- Enjoy your pregnancy! Remember that most Babies born to women with gestational diabetes they are healthy. Follow your treatment plan, try Do not worry, and be happy to meet soon your baby.
Gestational diabetes: 2000 calorie meal plan
Guidelines to help control gestational diabetes
1. Don’t skip meals. Eat 3 meals plus 3 snacks every day. Eat meals at consistent times each day. Always eat a before-bed snack.
2. It is especially important to eat the grams of carbohydrate that are planned per meal and snack.

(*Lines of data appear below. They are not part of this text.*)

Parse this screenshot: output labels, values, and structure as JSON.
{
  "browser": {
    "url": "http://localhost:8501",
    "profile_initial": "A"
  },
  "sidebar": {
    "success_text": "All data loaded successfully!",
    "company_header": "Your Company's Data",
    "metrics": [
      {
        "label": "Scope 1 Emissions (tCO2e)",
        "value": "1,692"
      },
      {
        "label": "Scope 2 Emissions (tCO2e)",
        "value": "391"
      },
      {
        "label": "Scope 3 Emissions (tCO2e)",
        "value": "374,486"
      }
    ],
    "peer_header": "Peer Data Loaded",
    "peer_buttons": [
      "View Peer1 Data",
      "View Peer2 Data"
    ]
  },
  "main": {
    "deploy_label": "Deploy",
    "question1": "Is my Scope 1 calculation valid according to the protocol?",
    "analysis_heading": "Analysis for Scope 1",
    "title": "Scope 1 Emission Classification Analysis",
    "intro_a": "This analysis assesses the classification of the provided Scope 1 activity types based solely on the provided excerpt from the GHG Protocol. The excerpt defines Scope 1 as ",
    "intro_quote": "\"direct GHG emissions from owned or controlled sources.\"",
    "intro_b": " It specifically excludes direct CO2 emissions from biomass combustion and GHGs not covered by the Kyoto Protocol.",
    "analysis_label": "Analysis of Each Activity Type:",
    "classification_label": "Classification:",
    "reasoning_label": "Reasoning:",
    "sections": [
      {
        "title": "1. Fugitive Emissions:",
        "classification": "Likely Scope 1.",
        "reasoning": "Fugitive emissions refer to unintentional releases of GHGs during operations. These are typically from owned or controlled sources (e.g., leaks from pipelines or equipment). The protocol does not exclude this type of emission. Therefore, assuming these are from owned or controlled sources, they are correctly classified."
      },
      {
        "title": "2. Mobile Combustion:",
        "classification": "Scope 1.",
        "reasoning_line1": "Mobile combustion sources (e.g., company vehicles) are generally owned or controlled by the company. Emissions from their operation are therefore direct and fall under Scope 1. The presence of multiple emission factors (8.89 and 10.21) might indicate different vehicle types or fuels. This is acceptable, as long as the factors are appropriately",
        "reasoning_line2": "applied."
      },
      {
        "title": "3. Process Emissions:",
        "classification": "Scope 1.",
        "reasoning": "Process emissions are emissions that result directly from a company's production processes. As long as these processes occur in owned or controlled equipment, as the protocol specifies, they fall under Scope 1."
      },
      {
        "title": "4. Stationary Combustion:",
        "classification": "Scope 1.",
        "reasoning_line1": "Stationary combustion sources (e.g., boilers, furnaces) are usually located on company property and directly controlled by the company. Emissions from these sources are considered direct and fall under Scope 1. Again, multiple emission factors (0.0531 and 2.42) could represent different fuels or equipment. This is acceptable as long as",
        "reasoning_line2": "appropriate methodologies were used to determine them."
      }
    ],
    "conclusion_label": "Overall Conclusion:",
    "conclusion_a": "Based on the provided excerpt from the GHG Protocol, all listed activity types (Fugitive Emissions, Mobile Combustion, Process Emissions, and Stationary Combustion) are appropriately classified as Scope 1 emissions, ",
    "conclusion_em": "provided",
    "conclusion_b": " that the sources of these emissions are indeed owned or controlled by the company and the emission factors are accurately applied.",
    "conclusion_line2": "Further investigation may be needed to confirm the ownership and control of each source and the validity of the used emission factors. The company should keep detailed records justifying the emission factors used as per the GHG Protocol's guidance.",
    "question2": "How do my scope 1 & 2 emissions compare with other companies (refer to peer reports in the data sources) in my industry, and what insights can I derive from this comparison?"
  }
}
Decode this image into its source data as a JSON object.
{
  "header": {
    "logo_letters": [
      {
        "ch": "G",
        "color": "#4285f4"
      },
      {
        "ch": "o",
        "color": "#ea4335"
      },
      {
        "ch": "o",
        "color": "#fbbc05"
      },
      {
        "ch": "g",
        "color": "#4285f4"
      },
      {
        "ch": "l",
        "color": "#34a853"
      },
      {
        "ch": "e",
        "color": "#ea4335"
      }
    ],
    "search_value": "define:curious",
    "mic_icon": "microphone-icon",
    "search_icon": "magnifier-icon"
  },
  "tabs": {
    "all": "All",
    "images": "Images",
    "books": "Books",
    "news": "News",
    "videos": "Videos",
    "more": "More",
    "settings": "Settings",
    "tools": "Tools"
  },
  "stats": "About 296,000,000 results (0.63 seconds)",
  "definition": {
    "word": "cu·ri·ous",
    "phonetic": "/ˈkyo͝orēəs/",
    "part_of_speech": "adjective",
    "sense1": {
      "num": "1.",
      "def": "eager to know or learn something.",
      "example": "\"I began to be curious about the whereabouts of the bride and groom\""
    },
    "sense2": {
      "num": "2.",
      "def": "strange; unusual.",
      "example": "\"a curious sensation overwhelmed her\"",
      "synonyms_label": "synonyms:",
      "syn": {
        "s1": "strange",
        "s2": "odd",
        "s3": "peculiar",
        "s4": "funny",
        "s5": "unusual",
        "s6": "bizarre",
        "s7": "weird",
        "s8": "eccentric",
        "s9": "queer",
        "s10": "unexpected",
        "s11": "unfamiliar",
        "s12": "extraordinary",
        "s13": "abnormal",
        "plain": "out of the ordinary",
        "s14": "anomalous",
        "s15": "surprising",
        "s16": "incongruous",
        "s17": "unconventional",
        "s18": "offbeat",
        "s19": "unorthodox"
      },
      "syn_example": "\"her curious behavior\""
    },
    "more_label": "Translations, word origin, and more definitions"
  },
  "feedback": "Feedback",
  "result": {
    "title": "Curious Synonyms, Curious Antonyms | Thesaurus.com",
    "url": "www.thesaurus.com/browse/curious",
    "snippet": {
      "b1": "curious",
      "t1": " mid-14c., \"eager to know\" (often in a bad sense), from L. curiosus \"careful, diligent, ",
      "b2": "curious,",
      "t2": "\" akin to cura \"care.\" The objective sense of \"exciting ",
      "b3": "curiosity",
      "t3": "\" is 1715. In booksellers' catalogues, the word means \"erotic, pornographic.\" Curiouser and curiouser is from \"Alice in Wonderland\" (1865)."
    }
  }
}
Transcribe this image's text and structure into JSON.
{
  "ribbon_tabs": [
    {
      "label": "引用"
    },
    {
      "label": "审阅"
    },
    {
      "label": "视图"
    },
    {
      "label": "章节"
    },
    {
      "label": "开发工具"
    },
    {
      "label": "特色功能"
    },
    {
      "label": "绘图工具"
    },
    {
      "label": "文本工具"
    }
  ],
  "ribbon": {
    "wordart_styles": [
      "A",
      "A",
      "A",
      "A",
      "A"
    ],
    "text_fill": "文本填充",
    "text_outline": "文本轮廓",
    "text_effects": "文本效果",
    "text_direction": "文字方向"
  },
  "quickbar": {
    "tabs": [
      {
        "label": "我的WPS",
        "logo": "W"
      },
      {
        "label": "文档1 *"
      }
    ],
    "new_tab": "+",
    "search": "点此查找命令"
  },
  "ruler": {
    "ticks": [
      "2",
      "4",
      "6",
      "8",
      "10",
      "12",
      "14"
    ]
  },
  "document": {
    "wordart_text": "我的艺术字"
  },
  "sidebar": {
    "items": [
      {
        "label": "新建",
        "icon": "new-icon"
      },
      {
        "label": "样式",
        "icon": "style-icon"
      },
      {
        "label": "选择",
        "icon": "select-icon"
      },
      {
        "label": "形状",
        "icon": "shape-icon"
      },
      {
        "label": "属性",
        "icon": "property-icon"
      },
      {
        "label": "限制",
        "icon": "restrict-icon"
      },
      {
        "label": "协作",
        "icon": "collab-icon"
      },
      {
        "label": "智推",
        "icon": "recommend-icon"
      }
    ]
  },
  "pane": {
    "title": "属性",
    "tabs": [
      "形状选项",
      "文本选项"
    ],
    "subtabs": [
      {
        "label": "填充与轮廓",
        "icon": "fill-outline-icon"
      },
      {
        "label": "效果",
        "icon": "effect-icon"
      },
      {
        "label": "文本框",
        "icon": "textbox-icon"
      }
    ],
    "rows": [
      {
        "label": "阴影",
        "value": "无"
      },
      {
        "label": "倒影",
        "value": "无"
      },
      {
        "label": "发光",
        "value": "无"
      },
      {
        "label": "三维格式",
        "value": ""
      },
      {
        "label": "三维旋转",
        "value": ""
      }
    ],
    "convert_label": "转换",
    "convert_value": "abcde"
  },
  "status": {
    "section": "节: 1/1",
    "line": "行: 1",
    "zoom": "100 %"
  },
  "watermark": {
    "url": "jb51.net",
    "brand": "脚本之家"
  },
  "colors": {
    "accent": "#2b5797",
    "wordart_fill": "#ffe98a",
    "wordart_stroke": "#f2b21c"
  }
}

Please call your provider if you have problems following your meal plan.
3. Avoid sugar and concentrated sweet foods and beverages. It is especially difficult to control blood glucose levels in gestational diabetes when any sweets are eaten.
4. Choose higher fiber foods. Eating fiber as part of your meal can slow the rise in your blood glucose level.
5. Talk to your provider about seeing a dietician for one-on-one counseling to develop a meal plan that’s right for you. This is especially important if you have a multiple pregnancy (like twins or triplets), special nutritional needs, or have had gastric bypass surgery.
Protein and fats – you need these during pregnancy
Protein and fats provide essential nutrients for your baby’s development, so eating these in moderation is good during pregnancy. Choose unsaturated fats including omega-3 and mono-or polyunsaturated fat. Limit foods with saturated and transfats, which can raise your cholesterol levels.
Each of the following is about 15 grams of carbohydrate:
- 1 slice bread or small dinner roll
- 6 saltine crackers
- ½ English muffin
- ½ cup corn, potato, green peas, yam, or sweet potato
- 1 cup winter squash (butternut or acorn)
- 1 cup vegetables mixed with corn, peas, and beans
- ½ cup cooked cereal
- ¾ cup unsweetened cereal fl akes
- ⅓ cup pasta or rice
- ⅓ cup cooked polenta, couscous, or quinoa
- ½ cup cooked dried beans, peas, or lentils
Non-starchy Vegetables. 3 cups raw or 1½ cups cooked vegetables, or 1½ cups vegetable juice – examples include:
- Green beans
- Greens (such as collard, kale, mustard, and turnip)
- Snap peas
- Small apple, pear, or orange
- ½ banana
- ½ cup canned fruit (no sugar added)
- 1 cup berries or melon
- ½ cup fruit juice
Milk and yogurt
- 1 cup nonfat, low-fat, or 2% milk
- 6 ounces sugar-free nonfat or low-fat yogurt
Protein and fats — Lean proteins and healthy fats are not carbohydrates.
Lean protein—1 serving is 1 oz.
- Chicken, other poultry without skin
- Beef, pork, lamb, or veal trimmed of fat
- Fish and shellfish
- Cheese and cottage cheese
- Tofu and tempeh
- Cooked soy beans (edamame)
- 2 egg whites or ¼ cup egg substitute
- 1 whole egg
- 1 Tbsp peanut butter
- 2 Tbsp low-fat salad dressing
- 1 Tbsp low-fat mayo
- 1 tsp olive or canola oil
- 1 tsp soft tub margarine or 2 tsp of reduced fat margarine
- 6 nuts (almonds or cashews)
For more food examples for meal planning, contact the Kaiser Permanente Resource Line for a free food exchange booklet. Call toll-free at 1-800-992-2279.